Even teammates who are out and about in the campground every day for their jobs saw nooks and crannies in the park that they had never stumbled upon during their daily duties. Halsema – who is around the park a lot gathering campground-related questions for our Amazing Race game in Recreation – saw new things on her walks with her trusty sidekick Tucker, a chocolate lab.

LeeAnn Halsema walking the 22-Mile Challenge with her chocolate lab Tucker.

“And there were still houses I hadn’t seen,” Halsema said. “It’s definitely a different perspective.”

Shannon Detzler, Human Resources Coordinator/Recruiter, serves salad to 22-Mile Challenge participant Andrew Longo, Food Services Assistant Manager, during the challenge luncheon April 9 in our Recreation Center.
Teammates who participated were treated to lunch – a healthy salad from the Meet n’ Eat – in the Recreation Center on April 9 to celebrate. They also received a March Madness 2018 pin.

The March Madness Challenge was such a hit, expect to see it back next year. Lloyd and the HR team are already cooking up another active challenge to complement the weight loss challenges and Lunch and Learns that also are part of the teammate wellness program.

“It definitely got everybody ramped up on a healthier lifestyle,” Lloyd said. “Hopefully, it will stick.”


Having trouble hooking up new digital cable TV at your campsite? Here's what you need to know

Camping guests likely will notice some changes to the cable TV at their campsites this year.

In March, Spectrum converted from analog TV service to digital TV service in the Myrtle Beach area, including Ocean Lakes. Because of this transition, guests at our campsites have a new channel lineup and will likely have to program their TV during their first stay with us this year (it’s a painless process, we promise).

All the usual channels are still there; they just might be in a different spot. Be sure to pick up the bright green brochure when you arrive that lists the channel lineup for quick reference.

The brochure also has all the details you need to program your TV or troubleshoot if you have issues (plus a phone number to call if you need an expert). This process is only for guests staying on a campsite; our annual lease site holders have a different process to handle the digital conversion.

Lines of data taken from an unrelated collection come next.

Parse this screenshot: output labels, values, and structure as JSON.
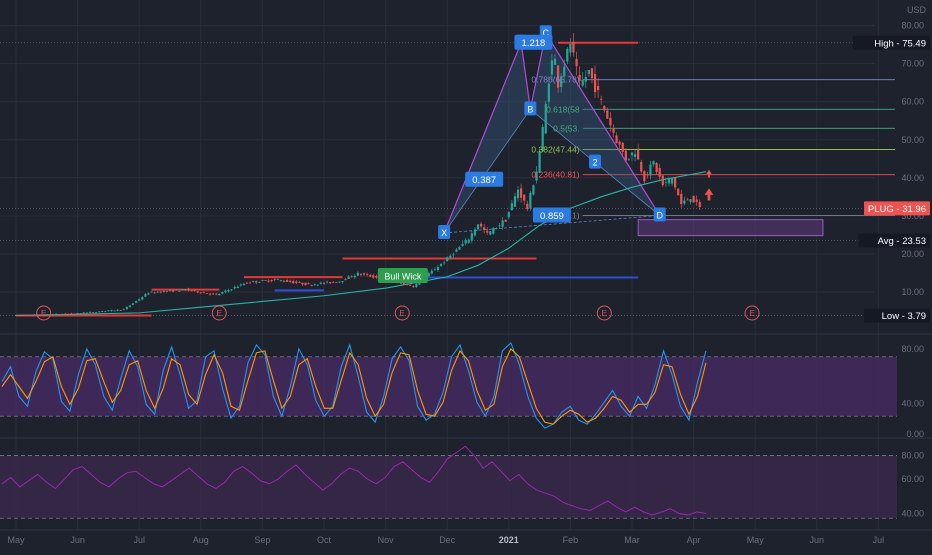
{
  "colors": {
    "background": "#1e222d",
    "grid": "#2a2e39",
    "axis_text": "#6b7080",
    "candle_up": "#26a69a",
    "candle_down": "#ef5350",
    "ema": "#26b5a8",
    "harmonic_fill": "#3a5f8a",
    "harmonic_line": "#b04ad8",
    "label_blue": "#2b7be3",
    "stoch_k": "#2196f3",
    "stoch_d": "#ff9800",
    "stoch_band": "#4a2b66",
    "rsi_line": "#9c27b0",
    "rsi_band": "#3b2a4e",
    "resistance": "#e53935",
    "support": "#2e4fd8",
    "price_badge": "#ef5350",
    "target_box": "#5e3a7c"
  },
  "chart_data": [
    {
      "type": "candlestick",
      "ticker": "PLUG",
      "currency": "USD",
      "x_months": [
        "May",
        "Jun",
        "Jul",
        "Aug",
        "Sep",
        "Oct",
        "Nov",
        "Dec",
        "2021",
        "Feb",
        "Mar",
        "Apr",
        "May",
        "Jun",
        "Jul"
      ],
      "ylim": [
        0,
        82
      ],
      "y_ticks": [
        10,
        20,
        30,
        40,
        50,
        60,
        70,
        80
      ],
      "y_tick_labels": [
        "10.00",
        "20.00",
        "30.00",
        "40.00",
        "50.00",
        "60.00",
        "70.00",
        "80.00"
      ],
      "grid": true,
      "price_path": [
        [
          0,
          3.8
        ],
        [
          1,
          4.3
        ],
        [
          1.8,
          5.4
        ],
        [
          2.2,
          9.8
        ],
        [
          2.8,
          10.6
        ],
        [
          3.3,
          9.2
        ],
        [
          3.8,
          12.5
        ],
        [
          4.3,
          13.2
        ],
        [
          4.8,
          11.9
        ],
        [
          5.3,
          12.8
        ],
        [
          5.6,
          14.8
        ],
        [
          6.0,
          13.5
        ],
        [
          6.5,
          11.5
        ],
        [
          7.0,
          18.0
        ],
        [
          7.4,
          24.0
        ],
        [
          7.55,
          28.0
        ],
        [
          7.7,
          25.2
        ],
        [
          8.0,
          29.0
        ],
        [
          8.2,
          37.0
        ],
        [
          8.35,
          32.0
        ],
        [
          8.5,
          42.0
        ],
        [
          8.55,
          47.0
        ],
        [
          8.62,
          55.0
        ],
        [
          8.7,
          66.0
        ],
        [
          8.78,
          73.0
        ],
        [
          8.85,
          65.0
        ],
        [
          8.95,
          70.0
        ],
        [
          9.05,
          75.5
        ],
        [
          9.2,
          64.0
        ],
        [
          9.35,
          68.0
        ],
        [
          9.5,
          62.0
        ],
        [
          9.65,
          56.0
        ],
        [
          9.8,
          50.0
        ],
        [
          9.95,
          45.0
        ],
        [
          10.1,
          47.0
        ],
        [
          10.25,
          40.0
        ],
        [
          10.4,
          44.0
        ],
        [
          10.55,
          38.0
        ],
        [
          10.7,
          40.0
        ],
        [
          10.85,
          33.0
        ],
        [
          11.0,
          35.0
        ],
        [
          11.15,
          31.96
        ]
      ],
      "ema": [
        [
          0,
          3.8
        ],
        [
          2,
          4.5
        ],
        [
          3,
          6.0
        ],
        [
          4,
          7.5
        ],
        [
          5,
          9.0
        ],
        [
          6,
          11.0
        ],
        [
          7,
          14.0
        ],
        [
          7.5,
          17.0
        ],
        [
          8,
          21.5
        ],
        [
          8.5,
          27.5
        ],
        [
          9,
          32.0
        ],
        [
          9.5,
          35.0
        ],
        [
          10,
          37.5
        ],
        [
          10.5,
          39.5
        ],
        [
          11,
          41.0
        ],
        [
          11.2,
          41.6
        ]
      ],
      "price_lines": [
        {
          "label": "High",
          "value": 75.49,
          "text": "High - 75.49"
        },
        {
          "label": "PLUG",
          "value": 31.96,
          "text": "PLUG - 31.96"
        },
        {
          "label": "Avg",
          "value": 23.53,
          "text": "Avg - 23.53"
        },
        {
          "label": "Low",
          "value": 3.79,
          "text": "Low - 3.79"
        }
      ],
      "fib_levels": [
        {
          "text": "0.786(65.78)",
          "value": 65.78
        },
        {
          "text": "0.618(58",
          "value": 58.0
        },
        {
          "text": "0.5(53.",
          "value": 53.0
        },
        {
          "text": "0.382(47.44)",
          "value": 47.44
        },
        {
          "text": "0.236(40.81)",
          "value": 40.81
        },
        {
          "text": "0(30.1)",
          "value": 30.1
        }
      ],
      "fib_top_text": "1",
      "resistance_lines": [
        {
          "x0": 0,
          "x1": 2.2,
          "value": 3.8
        },
        {
          "x0": 2.2,
          "x1": 3.3,
          "value": 10.6
        },
        {
          "x0": 3.7,
          "x1": 5.3,
          "value": 13.9
        },
        {
          "x0": 5.3,
          "x1": 8.45,
          "value": 18.8
        },
        {
          "x0": 8.8,
          "x1": 10.1,
          "value": 75.49
        }
      ],
      "support_lines": [
        {
          "x0": 4.2,
          "x1": 5.0,
          "value": 10.4
        },
        {
          "x0": 6.2,
          "x1": 10.1,
          "value": 13.8
        }
      ],
      "target_zone": {
        "x0": 10.1,
        "x1": 13.1,
        "y_low": 24.8,
        "y_high": 29.0
      },
      "harmonic_points": [
        {
          "label": "X",
          "x": 6.95,
          "y": 25.5
        },
        {
          "label": "A",
          "x": 8.2,
          "y": 75.5
        },
        {
          "label": "B",
          "x": 8.35,
          "y": 58.0
        },
        {
          "label": "C",
          "x": 8.6,
          "y": 78.0
        },
        {
          "label": "D",
          "x": 10.45,
          "y": 30.1
        }
      ],
      "pattern_labels": [
        {
          "text": "0.387",
          "x": 7.6,
          "value": 39.5
        },
        {
          "text": "1.218",
          "x": 8.4,
          "value": 75.5
        },
        {
          "text": "0.859",
          "x": 8.7,
          "value": 30.1
        }
      ],
      "wave_labels": [
        {
          "text": "2",
          "x": 9.4,
          "value": 44.0
        }
      ],
      "annotation": {
        "text": "Bull Wick",
        "x": 6.28,
        "value": 14.2
      },
      "earnings_markers": [
        {
          "text": "E",
          "x": 0.45
        },
        {
          "text": "E",
          "x": 3.3
        },
        {
          "text": "E",
          "x": 6.27
        },
        {
          "text": "E",
          "x": 9.55
        },
        {
          "text": "E",
          "x": 11.95
        }
      ],
      "up_arrows": [
        {
          "x": 11.25,
          "value": 41.0
        },
        {
          "x": 11.25,
          "value": 35.5
        }
      ]
    },
    {
      "type": "line",
      "name": "stochastic",
      "ylim": [
        0,
        100
      ],
      "band": [
        20,
        80
      ],
      "y_tick_labels": [
        "80.00",
        "40.00",
        "0.00"
      ],
      "series": [
        {
          "key": "k",
          "values": [
            55,
            70,
            40,
            30,
            65,
            85,
            78,
            35,
            25,
            62,
            88,
            72,
            40,
            26,
            58,
            86,
            70,
            32,
            22,
            66,
            90,
            62,
            28,
            36,
            80,
            86,
            48,
            18,
            30,
            74,
            92,
            82,
            40,
            20,
            50,
            88,
            72,
            36,
            20,
            30,
            70,
            92,
            60,
            24,
            14,
            40,
            78,
            90,
            76,
            30,
            16,
            22,
            44,
            80,
            92,
            66,
            34,
            20,
            40,
            86,
            94,
            72,
            40,
            18,
            8,
            12,
            24,
            30,
            16,
            12,
            22,
            34,
            46,
            30,
            20,
            40,
            28,
            52,
            86,
            62,
            30,
            16,
            54,
            86
          ]
        },
        {
          "key": "d",
          "values": [
            50,
            62,
            50,
            38,
            55,
            75,
            80,
            50,
            32,
            48,
            76,
            78,
            55,
            34,
            46,
            72,
            76,
            46,
            28,
            48,
            78,
            72,
            42,
            32,
            62,
            82,
            64,
            30,
            26,
            56,
            84,
            86,
            56,
            28,
            40,
            72,
            78,
            50,
            28,
            28,
            56,
            84,
            72,
            38,
            20,
            32,
            64,
            84,
            82,
            46,
            22,
            20,
            34,
            66,
            86,
            76,
            46,
            26,
            32,
            70,
            88,
            80,
            54,
            28,
            14,
            12,
            20,
            26,
            22,
            14,
            18,
            28,
            40,
            36,
            24,
            32,
            32,
            44,
            72,
            70,
            42,
            22,
            40,
            74
          ]
        }
      ]
    },
    {
      "type": "line",
      "name": "rsi",
      "ylim": [
        25,
        80
      ],
      "band": [
        30,
        70
      ],
      "y_tick_labels": [
        "80.00",
        "60.00",
        "40.00"
      ],
      "values": [
        52,
        56,
        50,
        54,
        58,
        53,
        49,
        55,
        61,
        63,
        58,
        53,
        50,
        55,
        59,
        60,
        56,
        52,
        50,
        54,
        58,
        62,
        57,
        52,
        49,
        53,
        60,
        63,
        59,
        54,
        52,
        55,
        60,
        64,
        58,
        53,
        48,
        52,
        58,
        62,
        60,
        55,
        52,
        56,
        63,
        66,
        61,
        56,
        53,
        60,
        68,
        72,
        76,
        70,
        62,
        66,
        60,
        54,
        58,
        52,
        48,
        46,
        44,
        40,
        38,
        36,
        35,
        38,
        41,
        37,
        34,
        37,
        34,
        32,
        34,
        36,
        33,
        32,
        34,
        33
      ]
    }
  ]
}
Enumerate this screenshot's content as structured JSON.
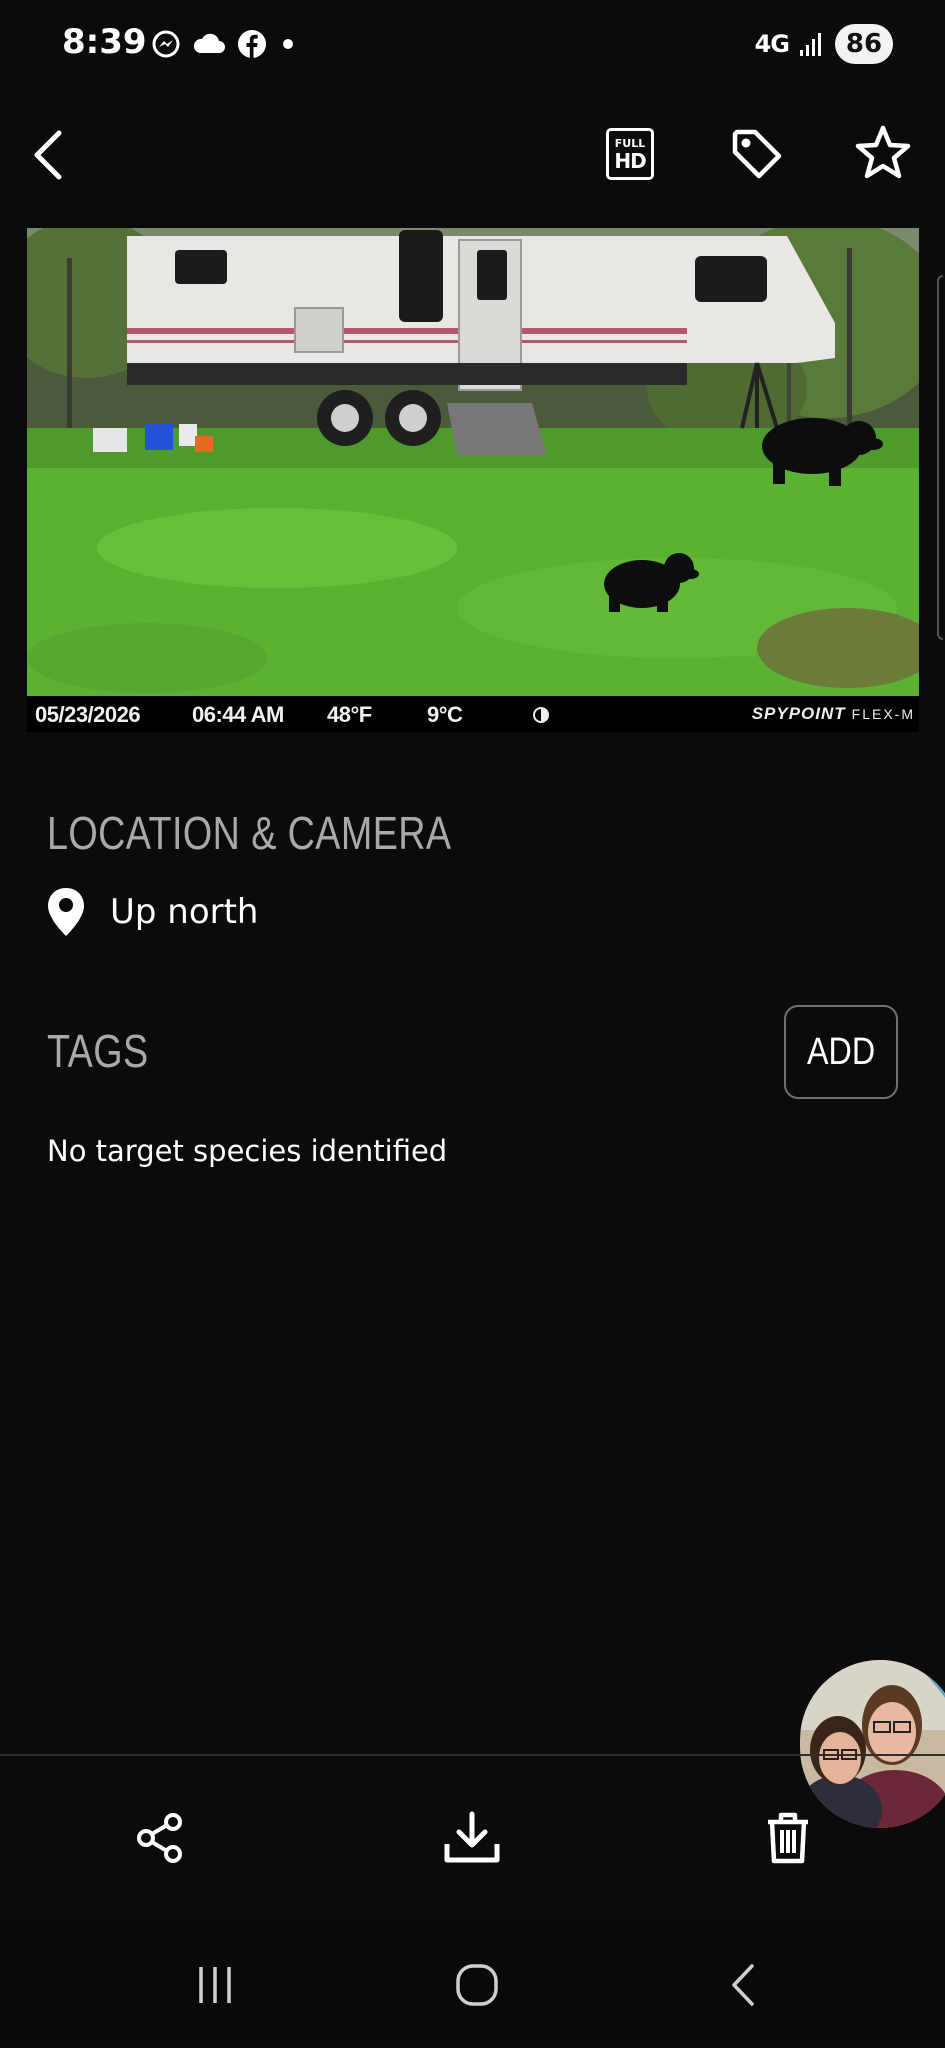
{
  "status_bar": {
    "time": "8:39",
    "left_icons": [
      "messenger-icon",
      "cloud-icon",
      "facebook-icon",
      "dot-icon"
    ],
    "network": "4G",
    "signal_icon": "signal-bars-icon",
    "battery": "86"
  },
  "top_bar": {
    "back_icon": "chevron-left-icon",
    "fullhd_line1": "FULL",
    "fullhd_line2": "HD",
    "tag_icon": "tag-icon",
    "star_icon": "star-outline-icon"
  },
  "photo": {
    "date": "05/23/2026",
    "time": "06:44 AM",
    "temp_f": "48°F",
    "temp_c": "9°C",
    "moon_icon": "moon-phase-icon",
    "brand": "SPYPOINT",
    "model": "FLEX-M"
  },
  "location_section": {
    "heading": "LOCATION & CAMERA",
    "icon": "map-pin-icon",
    "location_name": "Up north"
  },
  "tags_section": {
    "heading": "TAGS",
    "add_label": "ADD",
    "empty_text": "No target species identified"
  },
  "bottom_actions": {
    "share_icon": "share-icon",
    "download_icon": "download-icon",
    "delete_icon": "trash-icon"
  },
  "nav_bar": {
    "recents_icon": "recents-icon",
    "home_icon": "home-icon",
    "back_icon": "back-icon"
  }
}
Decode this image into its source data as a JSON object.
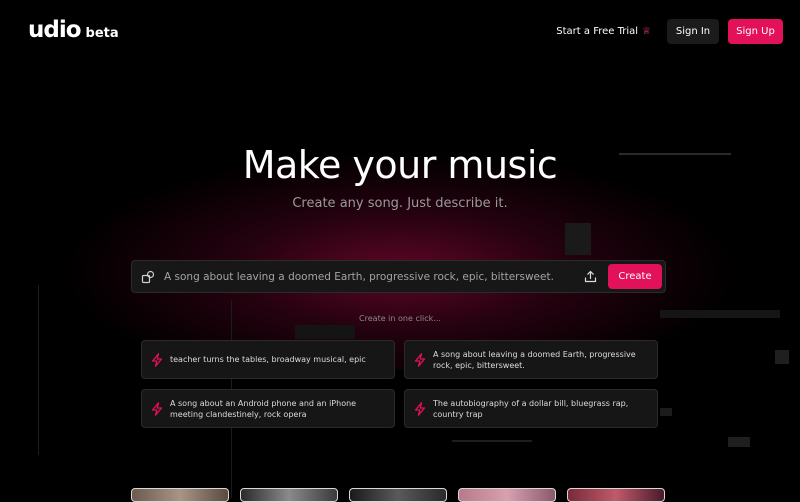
{
  "header": {
    "logo_text": "udio",
    "logo_badge": "beta",
    "trial_label": "Start a Free Trial",
    "sign_in_label": "Sign In",
    "sign_up_label": "Sign Up"
  },
  "hero": {
    "title": "Make your music",
    "subtitle": "Create any song. Just describe it."
  },
  "prompt": {
    "placeholder": "A song about leaving a doomed Earth, progressive rock, epic, bittersweet.",
    "create_label": "Create"
  },
  "suggestions": {
    "heading": "Create in one click...",
    "items": [
      {
        "text": "teacher turns the tables, broadway musical, epic"
      },
      {
        "text": "A song about leaving a doomed Earth, progressive rock, epic, bittersweet."
      },
      {
        "text": "A song about an Android phone and an iPhone meeting clandestinely, rock opera"
      },
      {
        "text": "The autobiography of a dollar bill, bluegrass rap, country trap"
      }
    ]
  },
  "colors": {
    "accent": "#e3105a",
    "background": "#000000",
    "card": "#161616"
  },
  "icons": {
    "prompt_left": "shapes-icon",
    "prompt_right": "upload-icon",
    "suggestion": "lightning-bolt-icon",
    "trial": "crown-icon"
  }
}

A few tips:

Program your TV | Once you have your TV hooked up, you’ll likely need to program it for the new digital system. Don’t worry - it’s quick and easy. The process varies by TV, but watch this video for a guide:

Many televisions store channels once they are programmed, so camping guests may only have to program their TV during their first visit this year. Others may have to program the TV every time they visit – it all depends on the TV.

You need a TV with a QAM tuner | Only TVs with a digital QAM tuner will work with Spectrum’s new digital channel lineup. Most TVs that were made after 2010 – but not all - have a QAM tuner.

How do you know if your TV has a QAM tuner? Search the make/model of your TV online or check the owner’s manual. Some manuals will have a statement like this if the TV has a QAM tuner: “Built-in digital tuner (ATSC/Clear QAM)”

TVs made by the following companies typically come with a QAM tuner: Emerson, Hitachi, Insignia, LG, Polaroid, Samsung, Sharp, Sony, TCL, Toshiba, Vizio

Some brands are known to produce TVs without a QAM tuner (these would not work with the new digital system): Element, Hisense, Proscan, RCA, Sceptre, Seiki and most Westinghouse

Still not seeing channels? Check your camper’s antenna booster | The antenna booster needs to be “off” for the TVs in your camper to receive the digital channels. There’s usually a button or switch for the antenna booster near one of the TV connections in the camper. It could also be in a cabinet.

By now, you should be all set. Still having problems? Contact Ocean Lakes Main Office at 843-238-5636 and a teammate will come to your site to check it out.

Or call Spectrum’s Bulk Care Service Unit at 1-833-697-7328. Give the site address as “6001 S. Kings Highway, Myrtle Beach, SC, 29575” then your site number as “apartment number.”

Easy peasy, right?!?! We thank our guests for your patience through this conversion and hope you enjoy the new digital quality picture!